"We have these standards to protect certain groups of people being described as inferior to others," Facebook explained in the conclusion of its notice.
Additionally, Facebook has started penalizing other users publicizing its censorship policies:
A senior Ministry of Finance official has flatly refused to fund an ad campaign for tourism in Israel.
Lebanese health minister calls on countries to help set up field hospitals in Beirut area.
The High Monitoring Committee of Israeli Arabs has offered the Lebanese Arab-Israeli doctors to help treat the victims of the disaster, Kan News reported.
The proposal was passed through the PA "ambassador" to Beirut, Ashraf Devor, but Lebanon has not yet responded.

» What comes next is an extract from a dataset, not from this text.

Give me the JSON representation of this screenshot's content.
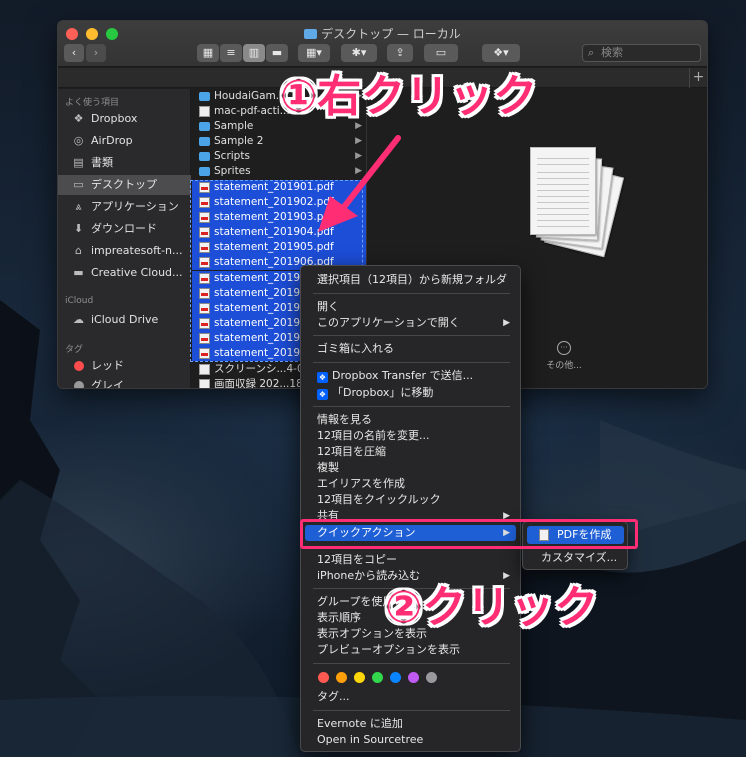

A person who tested coronavirus positive was caught last night outside his home in Or Yehuda, driving a vehicle with three members of his family.
He was fined NIS 5,000 and taken back to his home with police escort.
Foreign Minister Gabi Ashkenazi addressed the crisis with the Likud over the budget issue.
"What happened yesterday is a spectacle that citizens don't understand. We're in a medical and economic crisis and I hope not also a social one.
"Coalition members are behaving like in kindergarten. I call on them to put their interests aside. We need a stable government now it's impossible to make a budget for two months," Ashkenazi said in a Kan News interview.
Lebanese Information Minister Manel 'Abd a-Samad says her country will not oppose an international investigation into the Beirut port explosion.
The country's Druze leader Walid Junblatt said such an investigation was called for, given the fact that the citizens have no confidence in the Lebanese government.
The death of a man in his 20s who was fatally injured in an accident between a car and a truck on Road 79 near Tzipori was determined.
Rescuers carried out lengthy extraction operations at the scene, at the end of which they were forced to determine the death of the injured.
Eikev 5780: What is the covenant, and what is the love that is distinct from the covenant?
The transformation elicited by the mitzvot does not occur overnight.
Tourism Minister Asaf Zamir: This is important news for the aviation sector and all Israelis.
A senior Palestinian Authority (PA) official said on Wednesday that some parties are mediating between Israel and the PA leadership in an attempt to revive the peace process, the Xinhua news agency reports.
Mahmoud al-Aloul, deputy chairman of PA chairman Mahmoud Abbas' Fatah Movement, declined to say which parties are involved in the mediation.
PM reportedly offered former Finance Minister to be in charge of economic policy following coronavirus crisis.
250 families in Addis Ababa receive oil, pasta, rice and soaps from the Israeli embassy in Ethiopia.
The World Bank said on Wednesday that it stands ready to assess Lebanon"s damage and needs after the devastating Beirut port explosion on Tuesday and will work to help mobilize public and private financing for reconstruction and recovery.
In a statement quoted by Reuters, the World Bank added it "would be also willing to reprogram existing resources and explore additional financing to support rebuilding lives and livelihoods of people impacted by this disaster."